According to reports in The Independent last week, the Labour Party is considering giving charitable status to political parties, or at least allowing them to qualify for the same tax breaks as charities.
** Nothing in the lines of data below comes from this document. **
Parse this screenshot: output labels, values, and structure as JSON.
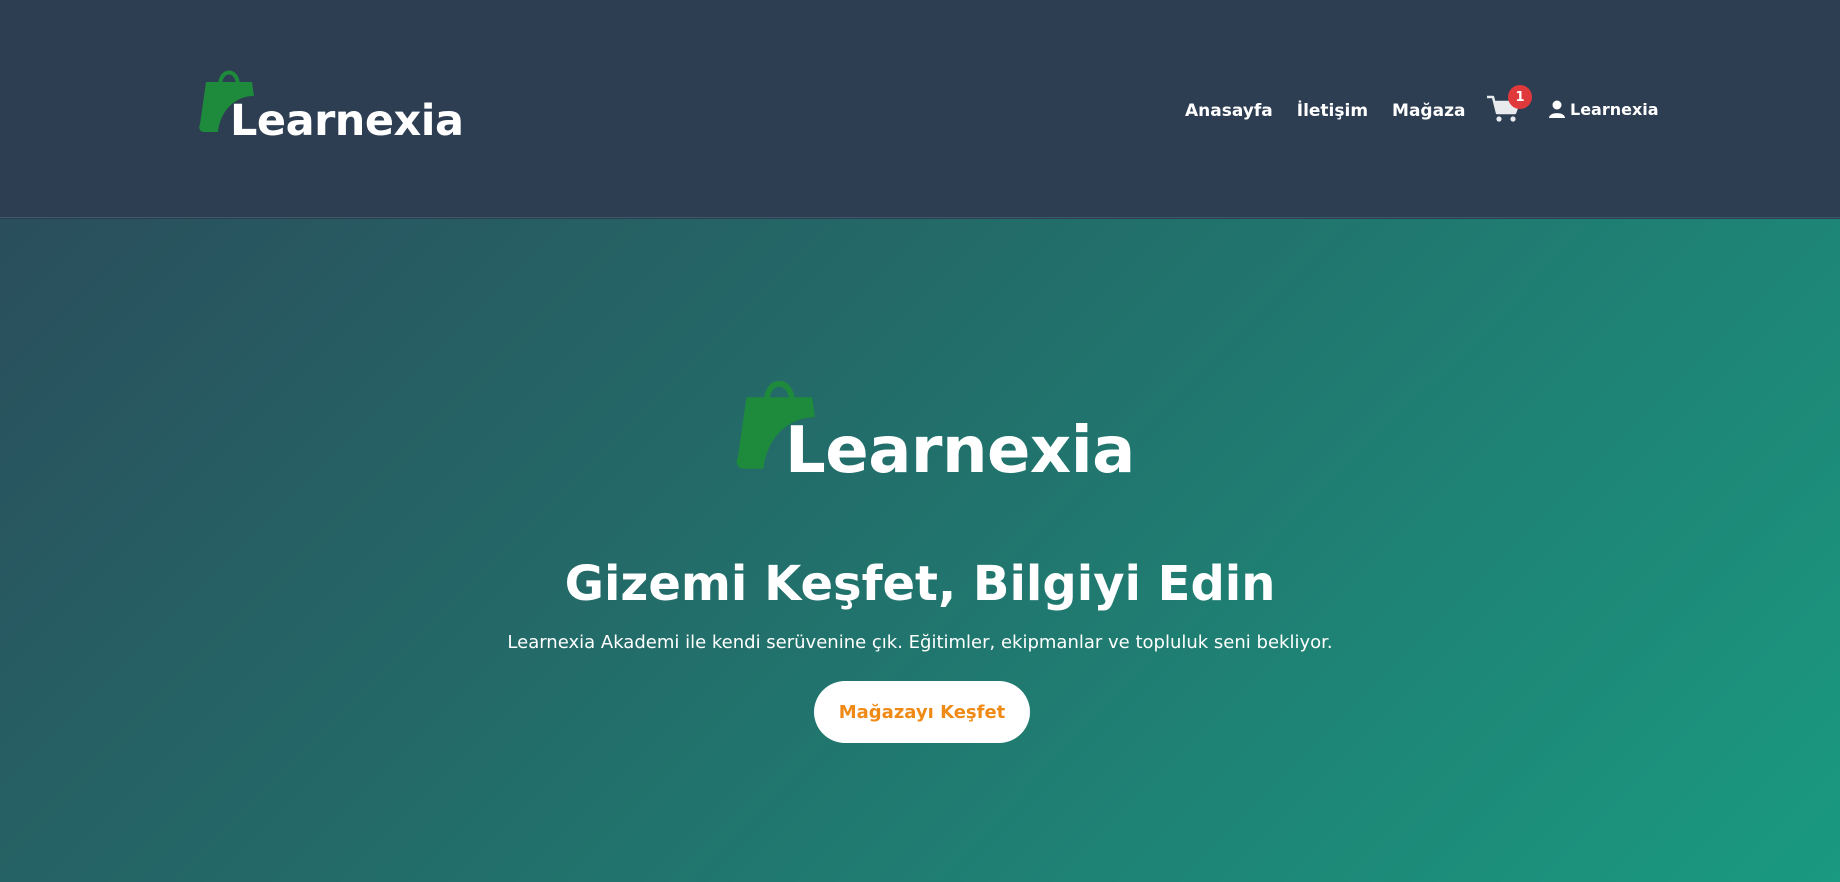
{
  "brand": {
    "name": "Learnexia",
    "logo_color": "#1e8a3c"
  },
  "nav": {
    "items": [
      "Anasayfa",
      "İletişim",
      "Mağaza"
    ]
  },
  "cart": {
    "icon": "shopping-cart-icon",
    "count": "1",
    "badge_color": "#e0393b"
  },
  "user": {
    "icon": "user-icon",
    "label": "Learnexia"
  },
  "hero": {
    "title": "Gizemi Keşfet, Bilgiyi Edin",
    "subtitle": "Learnexia Akademi ile kendi serüvenine çık. Eğitimler, ekipmanlar ve topluluk seni bekliyor.",
    "button_label": "Mağazayı Keşfet",
    "button_text_color": "#f08a16"
  },
  "colors": {
    "header_bg": "#2d3d52",
    "hero_gradient_start": "#2a4e5c",
    "hero_gradient_end": "#1a9a80"
  }
}
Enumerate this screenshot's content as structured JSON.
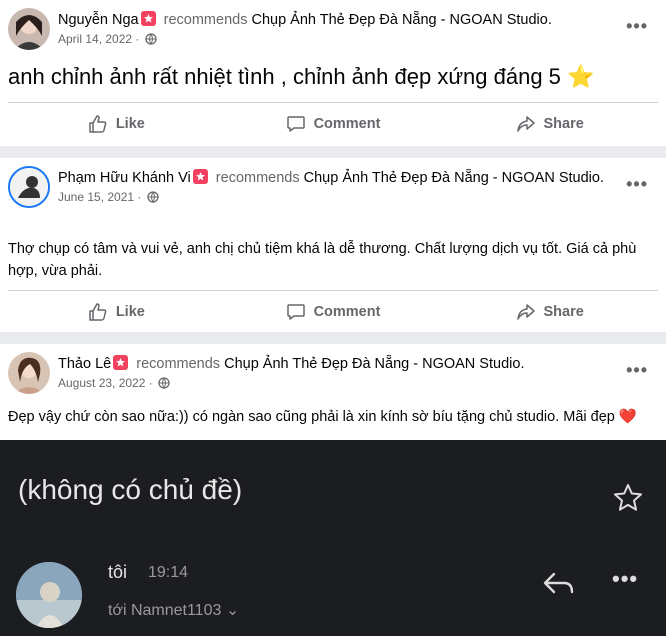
{
  "reviews": [
    {
      "author": "Nguyễn Nga",
      "recommends": "recommends",
      "page": "Chụp Ảnh Thẻ Đẹp Đà Nẵng - NGOAN Studio",
      "date": "April 14, 2022",
      "text": "anh chỉnh ảnh rất nhiệt tình , chỉnh ảnh đẹp xứng đáng 5 ⭐"
    },
    {
      "author": "Phạm Hữu Khánh Vi",
      "recommends": "recommends",
      "page": "Chụp Ảnh Thẻ Đẹp Đà Nẵng - NGOAN Studio",
      "date": "June 15, 2021",
      "text": "Thợ chụp có tâm và vui vẻ, anh chị chủ tiệm khá là dễ thương. Chất lượng dịch vụ tốt. Giá cả phù hợp, vừa phải."
    },
    {
      "author": "Thảo Lê",
      "recommends": "recommends",
      "page": "Chụp Ảnh Thẻ Đẹp Đà Nẵng - NGOAN Studio",
      "date": "August 23, 2022",
      "text": "Đẹp vậy chứ còn sao nữa:)) có ngàn sao cũng phải là xin kính sờ bíu tặng chủ studio. Mãi đẹp ❤️"
    }
  ],
  "actions": {
    "like": "Like",
    "comment": "Comment",
    "share": "Share"
  },
  "email": {
    "subject": "(không có chủ đề)",
    "sender": "tôi",
    "time": "19:14",
    "recipients": "tới Namnet1103",
    "chevron": "⌄"
  },
  "colors": {
    "badge": "#f3425f",
    "dark_bg": "#1c1d20",
    "link": "#050505"
  },
  "icons": [
    "globe-icon",
    "like-icon",
    "comment-icon",
    "share-icon",
    "star-icon",
    "reply-icon",
    "more-icon"
  ]
}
Although the NCVO condemned the suggestion, saying it could "undermine confidence" in the sector, Acevo favours the move.
"Political parties are voluntary organisations," said Stephen Bubb, chief executive of Acevo. "They rely on vast numbers of volunteers."
Bubb said he saw no problem with mainstream parties qualifying as charities because they contribute to a healthy democracy. "The general secretary of the Liberal Democrats and the Labour Party happen to be Acevo members," he said.
But the idea, which the Labour Party says is among several options under discussion to reduce the reliance of political parties on individual donations, would face opposition from the NCVO.
"The Charities Bill clarifies the legal definition of charity so that it will be easier for the public to understand what charities are for," said Belinda Pratten, senior policy officer at the NCVO. "Blurring the boundary between political and charitable activity could undermine confidence in the charity sector."
Legal experts have reacted with similar scepticism. "It would change the landscape of what is charitable," said Rosamund McCarthy, consultant for Bates, Wells & Braithwaite.
She warned that although campaigning organisations, which aren't registered charities, could benefit, the changes would open the sector up to extremist groups.